What this task involves ▸ Print the entries once more, unchanged.

Exercise materials ▸
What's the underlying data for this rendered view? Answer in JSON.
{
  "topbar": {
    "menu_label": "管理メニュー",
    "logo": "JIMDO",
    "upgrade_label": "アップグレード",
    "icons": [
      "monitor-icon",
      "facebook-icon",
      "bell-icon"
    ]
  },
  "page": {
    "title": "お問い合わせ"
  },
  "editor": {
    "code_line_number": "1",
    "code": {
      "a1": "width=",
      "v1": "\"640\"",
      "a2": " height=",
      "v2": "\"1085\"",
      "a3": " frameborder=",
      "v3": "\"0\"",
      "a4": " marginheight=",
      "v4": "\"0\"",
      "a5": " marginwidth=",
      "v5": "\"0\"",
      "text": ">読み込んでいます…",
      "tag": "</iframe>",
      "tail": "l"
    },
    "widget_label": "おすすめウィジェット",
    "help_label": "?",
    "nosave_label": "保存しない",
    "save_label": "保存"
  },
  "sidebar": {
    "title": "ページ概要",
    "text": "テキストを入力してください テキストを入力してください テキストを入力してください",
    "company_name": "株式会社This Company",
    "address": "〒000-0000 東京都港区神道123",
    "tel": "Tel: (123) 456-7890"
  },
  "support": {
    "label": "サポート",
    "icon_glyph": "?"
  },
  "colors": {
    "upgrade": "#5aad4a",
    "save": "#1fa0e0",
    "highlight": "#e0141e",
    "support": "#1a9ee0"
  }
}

Finished task ▸
What's the underlying data for this rendered view? Answer in JSON.
{
  "topbar": {
    "menu_label": "管理メニュー",
    "logo": "JIMDO",
    "upgrade_label": "アップグレード",
    "icons": [
      "monitor-icon",
      "facebook-icon",
      "bell-icon"
    ]
  },
  "page": {
    "title": "お問い合わせ"
  },
  "editor": {
    "code_line_number": "1",
    "code": {
      "a1": "width=",
      "v1": "\"640\"",
      "a2": " height=",
      "v2": "\"1085\"",
      "a3": " frameborder=",
      "v3": "\"0\"",
      "a4": " marginheight=",
      "v4": "\"0\"",
      "a5": " marginwidth=",
      "v5": "\"0\"",
      "text": ">読み込んでいます…",
      "tag": "</iframe>",
      "tail": "l"
    },
    "widget_label": "おすすめウィジェット",
    "help_label": "?",
    "nosave_label": "保存しない",
    "save_label": "保存"
  },
  "sidebar": {
    "title": "ページ概要",
    "text": "テキストを入力してください テキストを入力してください テキストを入力してください",
    "company_name": "株式会社This Company",
    "address": "〒000-0000 東京都港区神道123",
    "tel": "Tel: (123) 456-7890"
  },
  "support": {
    "label": "サポート",
    "icon_glyph": "?"
  },
  "colors": {
    "upgrade": "#5aad4a",
    "save": "#1fa0e0",
    "highlight": "#e0141e",
    "support": "#1a9ee0"
  }
}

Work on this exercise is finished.